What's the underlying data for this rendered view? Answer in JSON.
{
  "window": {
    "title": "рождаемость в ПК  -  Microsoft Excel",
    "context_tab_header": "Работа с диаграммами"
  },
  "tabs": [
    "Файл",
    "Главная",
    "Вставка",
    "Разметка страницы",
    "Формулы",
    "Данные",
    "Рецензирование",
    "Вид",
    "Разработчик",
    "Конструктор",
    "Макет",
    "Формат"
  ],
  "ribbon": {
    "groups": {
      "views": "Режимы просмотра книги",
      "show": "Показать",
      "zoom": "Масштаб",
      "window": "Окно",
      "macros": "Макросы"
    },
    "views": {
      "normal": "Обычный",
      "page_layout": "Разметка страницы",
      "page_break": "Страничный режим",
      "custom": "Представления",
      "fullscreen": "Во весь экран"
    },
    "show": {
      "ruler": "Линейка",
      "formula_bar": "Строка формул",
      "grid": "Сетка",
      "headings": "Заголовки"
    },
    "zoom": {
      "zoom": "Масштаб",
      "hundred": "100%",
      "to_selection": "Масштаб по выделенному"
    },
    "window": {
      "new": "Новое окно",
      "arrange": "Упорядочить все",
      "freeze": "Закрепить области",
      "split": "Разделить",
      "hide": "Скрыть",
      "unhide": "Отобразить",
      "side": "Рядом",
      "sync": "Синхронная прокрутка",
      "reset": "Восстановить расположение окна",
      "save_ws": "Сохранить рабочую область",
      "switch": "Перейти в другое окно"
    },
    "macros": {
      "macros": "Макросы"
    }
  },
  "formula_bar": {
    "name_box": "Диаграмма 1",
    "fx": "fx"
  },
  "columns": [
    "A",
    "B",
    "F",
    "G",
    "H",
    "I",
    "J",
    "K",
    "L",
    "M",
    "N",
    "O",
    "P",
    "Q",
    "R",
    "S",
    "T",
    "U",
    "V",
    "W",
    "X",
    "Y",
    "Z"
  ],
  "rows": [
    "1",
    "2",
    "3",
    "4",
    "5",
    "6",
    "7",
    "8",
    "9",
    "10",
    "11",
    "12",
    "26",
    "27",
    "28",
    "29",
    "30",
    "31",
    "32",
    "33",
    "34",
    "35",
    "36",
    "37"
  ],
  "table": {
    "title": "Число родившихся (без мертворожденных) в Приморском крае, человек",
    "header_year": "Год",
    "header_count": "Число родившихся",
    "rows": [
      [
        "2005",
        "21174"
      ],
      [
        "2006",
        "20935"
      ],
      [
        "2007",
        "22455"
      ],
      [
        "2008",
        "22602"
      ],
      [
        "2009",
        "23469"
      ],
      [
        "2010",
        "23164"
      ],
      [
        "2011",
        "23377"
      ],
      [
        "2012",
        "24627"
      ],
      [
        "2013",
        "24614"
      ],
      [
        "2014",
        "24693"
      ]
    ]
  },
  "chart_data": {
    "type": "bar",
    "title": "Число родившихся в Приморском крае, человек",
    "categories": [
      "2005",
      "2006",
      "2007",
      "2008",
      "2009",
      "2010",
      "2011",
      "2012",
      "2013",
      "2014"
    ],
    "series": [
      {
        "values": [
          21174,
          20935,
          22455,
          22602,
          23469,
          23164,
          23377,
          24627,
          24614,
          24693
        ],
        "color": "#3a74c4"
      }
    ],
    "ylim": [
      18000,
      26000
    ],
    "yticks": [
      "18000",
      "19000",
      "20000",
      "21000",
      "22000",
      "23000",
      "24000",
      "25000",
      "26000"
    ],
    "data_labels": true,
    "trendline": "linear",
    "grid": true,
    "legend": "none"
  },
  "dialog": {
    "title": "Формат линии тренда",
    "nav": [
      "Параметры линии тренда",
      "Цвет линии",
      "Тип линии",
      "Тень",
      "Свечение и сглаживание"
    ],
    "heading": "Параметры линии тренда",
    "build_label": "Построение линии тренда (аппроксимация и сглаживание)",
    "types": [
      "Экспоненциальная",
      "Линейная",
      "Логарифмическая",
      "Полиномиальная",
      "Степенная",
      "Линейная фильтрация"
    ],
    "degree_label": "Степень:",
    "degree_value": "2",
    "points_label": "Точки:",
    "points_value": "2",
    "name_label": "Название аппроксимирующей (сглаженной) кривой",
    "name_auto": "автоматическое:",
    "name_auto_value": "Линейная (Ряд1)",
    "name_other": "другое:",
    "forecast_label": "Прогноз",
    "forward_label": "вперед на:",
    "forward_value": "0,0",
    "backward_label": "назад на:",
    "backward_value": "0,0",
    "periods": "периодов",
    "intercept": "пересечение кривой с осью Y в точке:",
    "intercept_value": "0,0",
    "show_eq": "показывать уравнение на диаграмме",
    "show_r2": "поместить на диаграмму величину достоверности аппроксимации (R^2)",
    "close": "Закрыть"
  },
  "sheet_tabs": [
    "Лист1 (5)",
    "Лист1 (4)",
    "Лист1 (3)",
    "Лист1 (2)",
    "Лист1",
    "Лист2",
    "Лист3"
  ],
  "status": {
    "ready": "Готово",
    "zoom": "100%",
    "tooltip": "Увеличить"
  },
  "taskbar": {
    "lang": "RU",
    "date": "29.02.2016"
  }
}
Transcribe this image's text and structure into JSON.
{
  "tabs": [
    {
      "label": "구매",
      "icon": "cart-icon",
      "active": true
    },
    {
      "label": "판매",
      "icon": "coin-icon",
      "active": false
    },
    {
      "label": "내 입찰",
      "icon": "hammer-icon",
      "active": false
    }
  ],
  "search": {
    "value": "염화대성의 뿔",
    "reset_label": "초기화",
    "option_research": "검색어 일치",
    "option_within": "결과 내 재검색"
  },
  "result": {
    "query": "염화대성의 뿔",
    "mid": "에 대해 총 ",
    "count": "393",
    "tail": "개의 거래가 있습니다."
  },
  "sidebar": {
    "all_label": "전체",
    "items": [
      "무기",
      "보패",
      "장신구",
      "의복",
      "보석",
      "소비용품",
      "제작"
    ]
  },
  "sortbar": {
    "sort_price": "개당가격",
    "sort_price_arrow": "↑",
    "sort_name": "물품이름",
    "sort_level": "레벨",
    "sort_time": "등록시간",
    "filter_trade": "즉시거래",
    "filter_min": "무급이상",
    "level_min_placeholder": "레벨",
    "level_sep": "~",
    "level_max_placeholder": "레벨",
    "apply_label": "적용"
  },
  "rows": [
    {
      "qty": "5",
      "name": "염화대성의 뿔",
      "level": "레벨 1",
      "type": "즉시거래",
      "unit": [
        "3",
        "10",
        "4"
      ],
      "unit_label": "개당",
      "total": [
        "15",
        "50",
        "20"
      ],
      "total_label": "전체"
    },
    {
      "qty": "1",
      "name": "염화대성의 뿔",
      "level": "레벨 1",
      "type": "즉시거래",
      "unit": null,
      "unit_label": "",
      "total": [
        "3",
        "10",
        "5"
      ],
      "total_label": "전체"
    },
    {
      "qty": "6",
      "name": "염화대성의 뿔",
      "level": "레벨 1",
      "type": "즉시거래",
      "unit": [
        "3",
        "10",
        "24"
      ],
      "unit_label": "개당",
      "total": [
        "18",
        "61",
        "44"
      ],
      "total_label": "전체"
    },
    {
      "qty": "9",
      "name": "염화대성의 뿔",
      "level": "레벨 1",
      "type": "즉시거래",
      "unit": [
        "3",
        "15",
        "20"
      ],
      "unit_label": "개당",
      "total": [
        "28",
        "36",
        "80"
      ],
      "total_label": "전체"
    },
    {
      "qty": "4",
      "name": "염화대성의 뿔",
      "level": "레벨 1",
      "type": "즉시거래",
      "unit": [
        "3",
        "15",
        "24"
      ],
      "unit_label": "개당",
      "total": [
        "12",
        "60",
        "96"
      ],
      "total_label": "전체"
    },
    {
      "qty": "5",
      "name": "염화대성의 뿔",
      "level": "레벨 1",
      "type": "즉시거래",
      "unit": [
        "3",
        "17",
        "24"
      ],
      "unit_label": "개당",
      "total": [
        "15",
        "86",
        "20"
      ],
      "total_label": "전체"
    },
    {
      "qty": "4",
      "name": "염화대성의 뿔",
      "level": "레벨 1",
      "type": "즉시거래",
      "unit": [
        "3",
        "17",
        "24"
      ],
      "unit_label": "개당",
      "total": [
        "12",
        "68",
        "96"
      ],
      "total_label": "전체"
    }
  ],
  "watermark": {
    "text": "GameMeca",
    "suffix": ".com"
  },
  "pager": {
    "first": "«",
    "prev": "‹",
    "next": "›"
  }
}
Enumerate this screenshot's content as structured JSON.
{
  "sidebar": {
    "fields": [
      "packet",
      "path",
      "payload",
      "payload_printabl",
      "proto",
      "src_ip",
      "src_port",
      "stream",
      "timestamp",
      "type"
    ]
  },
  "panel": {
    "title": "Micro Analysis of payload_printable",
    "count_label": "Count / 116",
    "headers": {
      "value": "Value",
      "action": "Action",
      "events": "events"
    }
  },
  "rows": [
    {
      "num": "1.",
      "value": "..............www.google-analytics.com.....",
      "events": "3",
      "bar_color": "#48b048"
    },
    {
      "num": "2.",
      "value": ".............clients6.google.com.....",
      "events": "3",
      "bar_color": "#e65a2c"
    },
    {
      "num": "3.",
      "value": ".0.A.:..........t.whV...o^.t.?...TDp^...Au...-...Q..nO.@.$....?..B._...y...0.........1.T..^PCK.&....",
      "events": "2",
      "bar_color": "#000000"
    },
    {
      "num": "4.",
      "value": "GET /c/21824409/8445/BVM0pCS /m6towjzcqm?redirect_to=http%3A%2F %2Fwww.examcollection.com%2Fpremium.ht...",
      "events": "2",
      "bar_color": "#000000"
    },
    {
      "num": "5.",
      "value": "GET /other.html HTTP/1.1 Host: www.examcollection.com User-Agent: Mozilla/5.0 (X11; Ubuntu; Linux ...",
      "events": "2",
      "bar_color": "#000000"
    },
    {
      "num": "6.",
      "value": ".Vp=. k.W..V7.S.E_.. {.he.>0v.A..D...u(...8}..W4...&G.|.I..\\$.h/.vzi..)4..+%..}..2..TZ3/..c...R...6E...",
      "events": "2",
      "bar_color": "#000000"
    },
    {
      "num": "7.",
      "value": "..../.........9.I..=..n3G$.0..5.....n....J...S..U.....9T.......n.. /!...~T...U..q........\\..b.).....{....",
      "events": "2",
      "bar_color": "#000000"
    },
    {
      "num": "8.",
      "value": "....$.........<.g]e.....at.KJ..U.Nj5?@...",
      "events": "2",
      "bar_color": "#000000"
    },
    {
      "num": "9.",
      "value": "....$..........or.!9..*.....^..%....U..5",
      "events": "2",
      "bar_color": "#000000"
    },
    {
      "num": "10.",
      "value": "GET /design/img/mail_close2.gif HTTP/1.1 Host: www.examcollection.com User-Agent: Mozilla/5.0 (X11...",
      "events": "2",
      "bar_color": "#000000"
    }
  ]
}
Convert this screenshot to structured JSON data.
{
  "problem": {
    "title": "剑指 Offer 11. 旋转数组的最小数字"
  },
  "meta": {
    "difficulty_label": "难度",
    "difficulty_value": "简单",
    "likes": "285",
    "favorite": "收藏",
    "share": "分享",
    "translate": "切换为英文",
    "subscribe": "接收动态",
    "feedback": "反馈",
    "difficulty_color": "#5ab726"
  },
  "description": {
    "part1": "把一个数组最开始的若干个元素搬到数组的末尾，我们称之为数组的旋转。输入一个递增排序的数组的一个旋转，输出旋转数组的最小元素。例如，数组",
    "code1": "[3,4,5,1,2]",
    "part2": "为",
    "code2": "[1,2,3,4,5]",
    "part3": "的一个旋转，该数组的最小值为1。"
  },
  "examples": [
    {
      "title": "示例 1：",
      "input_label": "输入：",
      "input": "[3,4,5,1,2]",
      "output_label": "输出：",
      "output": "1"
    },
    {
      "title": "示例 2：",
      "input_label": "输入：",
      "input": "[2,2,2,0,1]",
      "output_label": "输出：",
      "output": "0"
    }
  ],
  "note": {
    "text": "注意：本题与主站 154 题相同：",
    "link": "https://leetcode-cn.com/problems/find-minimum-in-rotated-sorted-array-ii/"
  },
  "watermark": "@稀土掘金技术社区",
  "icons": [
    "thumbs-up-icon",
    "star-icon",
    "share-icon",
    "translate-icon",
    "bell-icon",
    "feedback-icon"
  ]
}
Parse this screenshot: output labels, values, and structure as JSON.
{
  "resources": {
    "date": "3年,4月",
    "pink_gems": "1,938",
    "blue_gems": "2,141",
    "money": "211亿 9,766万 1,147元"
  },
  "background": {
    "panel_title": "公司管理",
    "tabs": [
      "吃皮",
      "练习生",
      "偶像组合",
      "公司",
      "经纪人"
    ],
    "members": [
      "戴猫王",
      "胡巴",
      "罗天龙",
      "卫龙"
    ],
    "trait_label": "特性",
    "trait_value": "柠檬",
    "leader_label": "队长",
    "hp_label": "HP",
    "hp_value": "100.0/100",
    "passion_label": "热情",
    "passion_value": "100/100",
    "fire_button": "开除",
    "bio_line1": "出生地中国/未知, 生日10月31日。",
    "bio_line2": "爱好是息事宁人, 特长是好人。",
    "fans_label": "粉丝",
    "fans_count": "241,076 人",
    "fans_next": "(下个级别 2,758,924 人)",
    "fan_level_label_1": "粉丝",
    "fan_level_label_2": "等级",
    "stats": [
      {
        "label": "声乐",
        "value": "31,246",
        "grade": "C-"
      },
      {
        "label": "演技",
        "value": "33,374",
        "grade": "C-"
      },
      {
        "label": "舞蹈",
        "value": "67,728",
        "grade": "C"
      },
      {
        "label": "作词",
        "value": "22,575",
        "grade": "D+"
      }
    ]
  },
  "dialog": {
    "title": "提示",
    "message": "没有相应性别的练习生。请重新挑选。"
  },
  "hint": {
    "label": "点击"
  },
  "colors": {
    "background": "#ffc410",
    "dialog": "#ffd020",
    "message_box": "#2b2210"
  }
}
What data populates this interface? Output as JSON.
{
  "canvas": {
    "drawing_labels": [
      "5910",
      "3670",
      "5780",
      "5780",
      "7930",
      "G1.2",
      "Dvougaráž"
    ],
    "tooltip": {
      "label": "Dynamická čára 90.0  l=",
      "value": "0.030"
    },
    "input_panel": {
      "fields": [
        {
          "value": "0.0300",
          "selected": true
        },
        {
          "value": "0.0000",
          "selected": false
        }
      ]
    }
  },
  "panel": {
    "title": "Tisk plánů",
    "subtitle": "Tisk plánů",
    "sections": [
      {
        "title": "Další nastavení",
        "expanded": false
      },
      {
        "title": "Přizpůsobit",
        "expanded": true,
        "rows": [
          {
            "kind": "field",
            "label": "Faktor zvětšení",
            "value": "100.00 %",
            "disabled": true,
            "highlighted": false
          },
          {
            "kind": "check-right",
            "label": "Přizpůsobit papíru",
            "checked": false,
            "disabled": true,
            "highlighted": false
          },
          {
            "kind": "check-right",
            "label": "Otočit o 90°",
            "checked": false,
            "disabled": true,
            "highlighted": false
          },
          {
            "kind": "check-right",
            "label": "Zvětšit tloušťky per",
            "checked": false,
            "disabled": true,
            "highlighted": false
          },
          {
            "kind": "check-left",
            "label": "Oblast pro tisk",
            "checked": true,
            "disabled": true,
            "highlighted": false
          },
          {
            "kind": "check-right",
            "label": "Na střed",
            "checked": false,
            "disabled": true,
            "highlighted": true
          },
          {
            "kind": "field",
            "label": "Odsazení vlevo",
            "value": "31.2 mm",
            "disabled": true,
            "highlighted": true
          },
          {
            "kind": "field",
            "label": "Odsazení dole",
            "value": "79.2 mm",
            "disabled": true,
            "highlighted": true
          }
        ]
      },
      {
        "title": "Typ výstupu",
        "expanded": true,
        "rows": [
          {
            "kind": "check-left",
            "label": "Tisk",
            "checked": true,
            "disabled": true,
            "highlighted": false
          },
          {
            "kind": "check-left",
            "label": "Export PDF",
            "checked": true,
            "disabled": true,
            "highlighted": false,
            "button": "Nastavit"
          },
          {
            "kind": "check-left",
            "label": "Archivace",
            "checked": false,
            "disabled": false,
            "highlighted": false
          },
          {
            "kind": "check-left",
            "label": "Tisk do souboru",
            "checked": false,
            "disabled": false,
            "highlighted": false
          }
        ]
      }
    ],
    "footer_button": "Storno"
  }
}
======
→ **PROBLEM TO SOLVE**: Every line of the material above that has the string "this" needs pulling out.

→ **ANSWER SECTION**:
What's the underlying data for this rendered view? Answer in JSON.
Transcribe this image's text and structure into JSON.
Enumerate this screenshot's content as structured JSON.
Convert this screenshot to structured JSON data.
Parse this screenshot: output labels, values, and structure as JSON.
What data populates this interface? Output as JSON.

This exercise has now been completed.